Aim of the exercise. The expected result is the segment of the entries that begins with the line containing "Parse this screenshot: output" and ends with the last line, copied verbatim.
(Task material)
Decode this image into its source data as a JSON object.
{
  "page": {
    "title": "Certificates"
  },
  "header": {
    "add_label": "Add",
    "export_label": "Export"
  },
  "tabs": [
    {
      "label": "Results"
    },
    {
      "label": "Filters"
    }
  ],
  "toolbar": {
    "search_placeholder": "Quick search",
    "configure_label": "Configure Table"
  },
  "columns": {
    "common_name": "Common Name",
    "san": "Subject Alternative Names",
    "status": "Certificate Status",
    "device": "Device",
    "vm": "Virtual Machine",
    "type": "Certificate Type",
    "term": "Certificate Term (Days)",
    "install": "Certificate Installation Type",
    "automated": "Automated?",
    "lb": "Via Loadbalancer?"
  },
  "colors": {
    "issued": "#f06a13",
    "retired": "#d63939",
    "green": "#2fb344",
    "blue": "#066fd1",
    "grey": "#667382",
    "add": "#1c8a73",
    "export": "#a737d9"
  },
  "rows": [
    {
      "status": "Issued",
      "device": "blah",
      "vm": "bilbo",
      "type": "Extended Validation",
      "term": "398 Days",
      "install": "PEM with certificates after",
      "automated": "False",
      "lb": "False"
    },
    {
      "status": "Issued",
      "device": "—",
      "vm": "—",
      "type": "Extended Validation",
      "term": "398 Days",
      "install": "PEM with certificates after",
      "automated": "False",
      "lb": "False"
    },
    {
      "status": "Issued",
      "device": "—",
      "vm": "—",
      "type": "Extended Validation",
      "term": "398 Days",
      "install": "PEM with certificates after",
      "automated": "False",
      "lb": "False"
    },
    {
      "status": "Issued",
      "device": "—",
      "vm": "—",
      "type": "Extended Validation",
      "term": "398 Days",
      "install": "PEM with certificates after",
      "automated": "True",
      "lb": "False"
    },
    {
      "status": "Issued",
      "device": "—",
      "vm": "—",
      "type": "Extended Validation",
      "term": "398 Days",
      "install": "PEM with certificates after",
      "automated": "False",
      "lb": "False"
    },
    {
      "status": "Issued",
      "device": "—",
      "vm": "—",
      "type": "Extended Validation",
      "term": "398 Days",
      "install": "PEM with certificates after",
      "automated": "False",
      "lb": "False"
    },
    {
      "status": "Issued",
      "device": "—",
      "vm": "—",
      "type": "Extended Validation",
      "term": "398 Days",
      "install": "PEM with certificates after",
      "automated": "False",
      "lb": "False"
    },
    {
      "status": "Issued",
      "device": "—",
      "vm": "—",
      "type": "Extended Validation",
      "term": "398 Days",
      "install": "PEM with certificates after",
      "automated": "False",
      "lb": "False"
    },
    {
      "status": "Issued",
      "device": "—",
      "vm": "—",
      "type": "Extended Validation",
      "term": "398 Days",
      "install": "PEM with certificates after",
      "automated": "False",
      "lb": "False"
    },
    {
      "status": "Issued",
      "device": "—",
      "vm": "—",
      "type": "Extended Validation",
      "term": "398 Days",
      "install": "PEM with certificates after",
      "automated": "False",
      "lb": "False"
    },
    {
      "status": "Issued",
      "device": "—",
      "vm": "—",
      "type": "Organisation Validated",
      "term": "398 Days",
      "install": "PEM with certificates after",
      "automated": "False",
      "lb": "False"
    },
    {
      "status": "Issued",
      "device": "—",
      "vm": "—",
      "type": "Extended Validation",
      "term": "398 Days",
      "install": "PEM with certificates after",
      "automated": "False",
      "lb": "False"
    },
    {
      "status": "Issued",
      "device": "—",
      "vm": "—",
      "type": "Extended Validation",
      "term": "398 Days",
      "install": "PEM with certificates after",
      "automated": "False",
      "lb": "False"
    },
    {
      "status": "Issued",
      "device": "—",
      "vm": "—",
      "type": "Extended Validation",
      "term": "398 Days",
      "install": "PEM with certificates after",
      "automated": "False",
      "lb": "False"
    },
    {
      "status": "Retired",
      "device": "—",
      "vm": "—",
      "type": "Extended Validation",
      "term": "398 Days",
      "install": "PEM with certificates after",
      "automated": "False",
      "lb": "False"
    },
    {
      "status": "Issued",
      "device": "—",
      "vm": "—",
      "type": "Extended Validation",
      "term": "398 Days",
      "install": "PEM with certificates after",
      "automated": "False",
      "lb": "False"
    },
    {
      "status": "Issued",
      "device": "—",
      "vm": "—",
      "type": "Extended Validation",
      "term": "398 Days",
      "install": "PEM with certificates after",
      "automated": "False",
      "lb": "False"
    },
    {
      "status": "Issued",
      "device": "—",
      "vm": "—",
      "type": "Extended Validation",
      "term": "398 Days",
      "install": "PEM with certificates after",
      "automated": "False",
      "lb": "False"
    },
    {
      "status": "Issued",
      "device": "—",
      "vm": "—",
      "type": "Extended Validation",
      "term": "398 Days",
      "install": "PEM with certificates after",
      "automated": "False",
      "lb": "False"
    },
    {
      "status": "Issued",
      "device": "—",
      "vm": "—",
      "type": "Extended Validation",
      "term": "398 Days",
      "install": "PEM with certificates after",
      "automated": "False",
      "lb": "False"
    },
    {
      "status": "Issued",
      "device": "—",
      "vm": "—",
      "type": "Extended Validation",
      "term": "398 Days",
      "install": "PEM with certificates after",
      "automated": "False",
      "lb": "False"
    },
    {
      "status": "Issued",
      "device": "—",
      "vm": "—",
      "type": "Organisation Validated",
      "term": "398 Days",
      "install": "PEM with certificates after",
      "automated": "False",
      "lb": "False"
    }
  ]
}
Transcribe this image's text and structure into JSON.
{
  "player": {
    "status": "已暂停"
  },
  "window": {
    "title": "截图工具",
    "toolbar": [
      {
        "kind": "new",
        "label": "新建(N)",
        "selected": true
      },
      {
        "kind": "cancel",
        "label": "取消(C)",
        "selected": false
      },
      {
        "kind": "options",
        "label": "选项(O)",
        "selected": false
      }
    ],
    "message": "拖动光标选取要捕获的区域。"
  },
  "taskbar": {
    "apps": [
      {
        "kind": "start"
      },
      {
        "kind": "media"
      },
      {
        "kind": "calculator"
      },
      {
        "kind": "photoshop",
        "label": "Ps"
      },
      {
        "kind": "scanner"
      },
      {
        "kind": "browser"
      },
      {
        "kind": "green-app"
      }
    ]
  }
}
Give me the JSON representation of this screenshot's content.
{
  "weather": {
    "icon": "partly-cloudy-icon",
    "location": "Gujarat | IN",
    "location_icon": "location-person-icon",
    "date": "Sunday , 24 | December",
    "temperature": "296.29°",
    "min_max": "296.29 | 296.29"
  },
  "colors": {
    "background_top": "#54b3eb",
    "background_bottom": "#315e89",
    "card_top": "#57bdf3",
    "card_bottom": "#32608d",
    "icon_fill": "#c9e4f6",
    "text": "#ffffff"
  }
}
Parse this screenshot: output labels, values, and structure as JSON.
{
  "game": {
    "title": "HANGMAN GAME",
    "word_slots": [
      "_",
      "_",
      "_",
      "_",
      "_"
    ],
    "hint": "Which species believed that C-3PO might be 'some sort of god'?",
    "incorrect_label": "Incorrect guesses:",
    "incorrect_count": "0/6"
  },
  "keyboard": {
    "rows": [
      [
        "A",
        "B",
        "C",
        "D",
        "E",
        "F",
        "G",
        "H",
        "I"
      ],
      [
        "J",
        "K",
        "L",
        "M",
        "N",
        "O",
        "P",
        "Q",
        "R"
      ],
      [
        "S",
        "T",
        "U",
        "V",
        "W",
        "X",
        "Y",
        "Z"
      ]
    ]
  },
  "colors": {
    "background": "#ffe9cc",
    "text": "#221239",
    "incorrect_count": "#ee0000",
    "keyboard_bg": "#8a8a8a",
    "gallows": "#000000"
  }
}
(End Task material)
Your response.
Parse this screenshot: output labels, values, and structure as JSON.
{
  "game": {
    "title": "HANGMAN GAME",
    "word_slots": [
      "_",
      "_",
      "_",
      "_",
      "_"
    ],
    "hint": "Which species believed that C-3PO might be 'some sort of god'?",
    "incorrect_label": "Incorrect guesses:",
    "incorrect_count": "0/6"
  },
  "keyboard": {
    "rows": [
      [
        "A",
        "B",
        "C",
        "D",
        "E",
        "F",
        "G",
        "H",
        "I"
      ],
      [
        "J",
        "K",
        "L",
        "M",
        "N",
        "O",
        "P",
        "Q",
        "R"
      ],
      [
        "S",
        "T",
        "U",
        "V",
        "W",
        "X",
        "Y",
        "Z"
      ]
    ]
  },
  "colors": {
    "background": "#ffe9cc",
    "text": "#221239",
    "incorrect_count": "#ee0000",
    "keyboard_bg": "#8a8a8a",
    "gallows": "#000000"
  }
}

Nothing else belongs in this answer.